> _Records for this task_:
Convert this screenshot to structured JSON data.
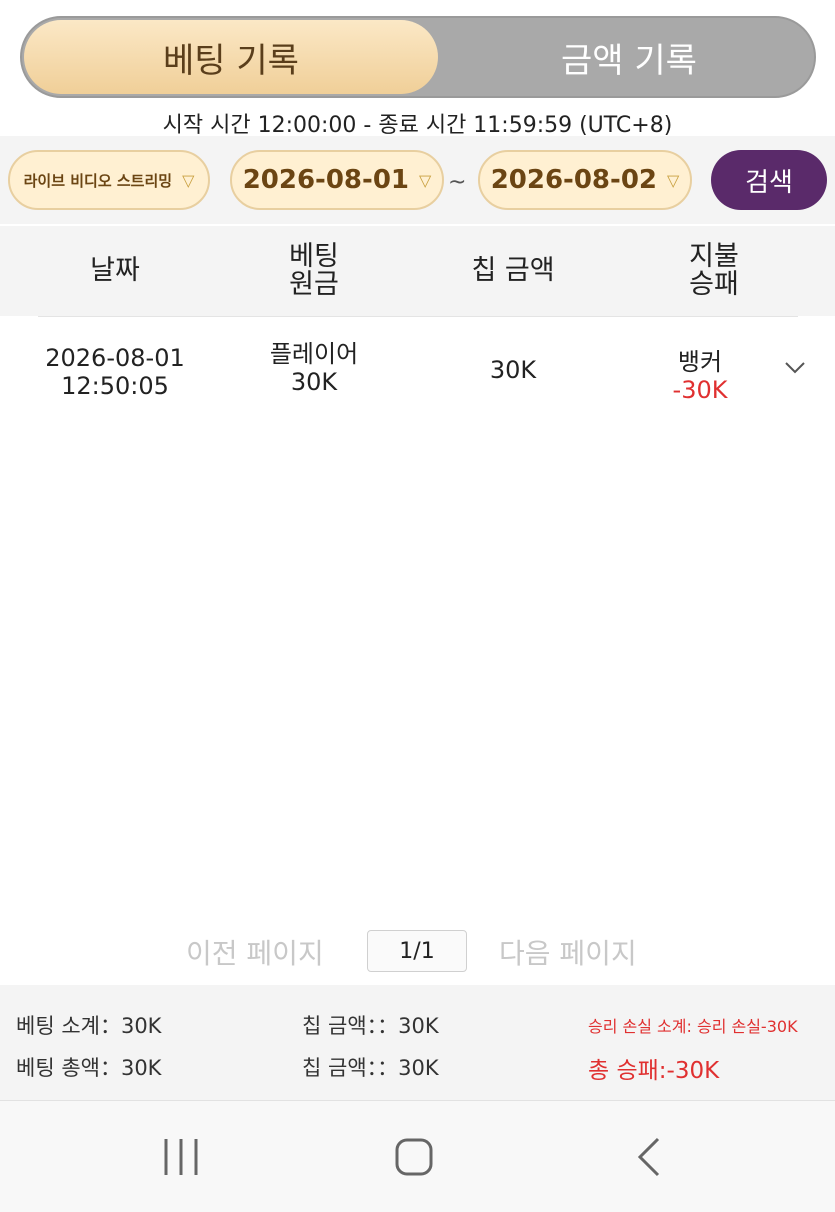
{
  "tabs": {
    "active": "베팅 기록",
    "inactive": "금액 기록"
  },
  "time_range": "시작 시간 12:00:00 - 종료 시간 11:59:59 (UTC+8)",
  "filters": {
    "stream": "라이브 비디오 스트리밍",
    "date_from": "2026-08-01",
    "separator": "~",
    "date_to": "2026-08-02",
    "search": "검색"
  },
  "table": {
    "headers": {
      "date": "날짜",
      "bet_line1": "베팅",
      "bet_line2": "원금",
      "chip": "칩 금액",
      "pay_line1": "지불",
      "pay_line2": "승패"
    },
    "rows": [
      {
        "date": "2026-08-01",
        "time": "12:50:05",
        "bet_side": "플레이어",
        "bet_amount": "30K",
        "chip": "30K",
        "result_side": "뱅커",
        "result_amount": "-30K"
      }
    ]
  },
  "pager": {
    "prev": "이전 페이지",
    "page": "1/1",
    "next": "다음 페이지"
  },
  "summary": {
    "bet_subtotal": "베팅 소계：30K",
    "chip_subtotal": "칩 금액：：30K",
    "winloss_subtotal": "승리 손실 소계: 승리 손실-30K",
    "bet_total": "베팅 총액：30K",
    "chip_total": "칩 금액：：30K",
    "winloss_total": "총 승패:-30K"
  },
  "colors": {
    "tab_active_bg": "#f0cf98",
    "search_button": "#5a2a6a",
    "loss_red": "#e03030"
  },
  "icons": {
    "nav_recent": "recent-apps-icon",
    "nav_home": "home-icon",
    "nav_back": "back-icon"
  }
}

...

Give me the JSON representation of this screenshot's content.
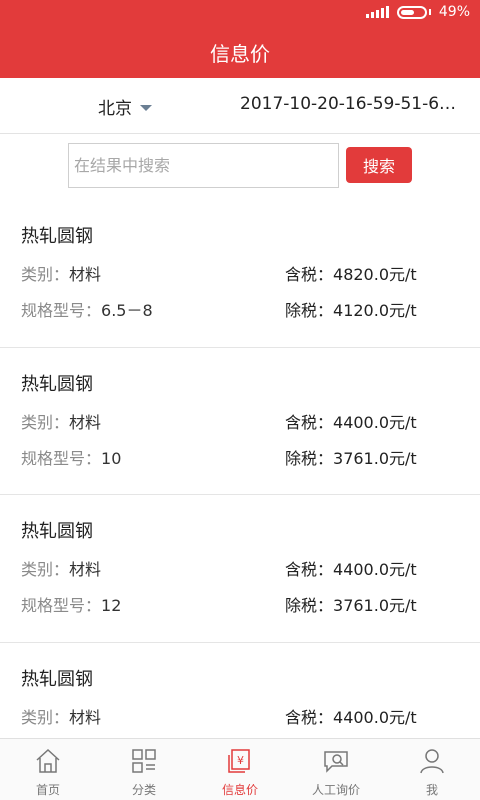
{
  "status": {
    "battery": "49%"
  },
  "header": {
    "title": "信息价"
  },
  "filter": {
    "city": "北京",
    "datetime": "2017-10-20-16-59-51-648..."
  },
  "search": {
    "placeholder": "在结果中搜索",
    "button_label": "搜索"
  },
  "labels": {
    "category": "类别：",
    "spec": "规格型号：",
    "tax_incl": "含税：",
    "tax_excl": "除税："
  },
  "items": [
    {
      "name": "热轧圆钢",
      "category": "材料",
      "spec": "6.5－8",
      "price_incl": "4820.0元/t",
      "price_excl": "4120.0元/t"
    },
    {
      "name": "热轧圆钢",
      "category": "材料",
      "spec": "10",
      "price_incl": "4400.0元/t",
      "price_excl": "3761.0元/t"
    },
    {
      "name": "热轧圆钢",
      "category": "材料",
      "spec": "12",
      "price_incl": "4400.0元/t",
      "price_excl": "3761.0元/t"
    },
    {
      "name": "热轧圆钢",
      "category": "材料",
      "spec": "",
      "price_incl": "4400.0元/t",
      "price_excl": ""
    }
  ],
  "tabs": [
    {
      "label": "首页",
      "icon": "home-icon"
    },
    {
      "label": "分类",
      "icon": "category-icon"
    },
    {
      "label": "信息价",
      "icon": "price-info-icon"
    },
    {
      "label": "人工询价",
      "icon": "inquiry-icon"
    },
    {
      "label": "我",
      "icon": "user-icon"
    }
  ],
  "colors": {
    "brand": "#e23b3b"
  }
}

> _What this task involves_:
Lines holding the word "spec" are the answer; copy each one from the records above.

> _Response_:
    "spec": "规格型号：",
      "spec": "6.5－8",
      "spec": "10",
      "spec": "12",
      "spec": "",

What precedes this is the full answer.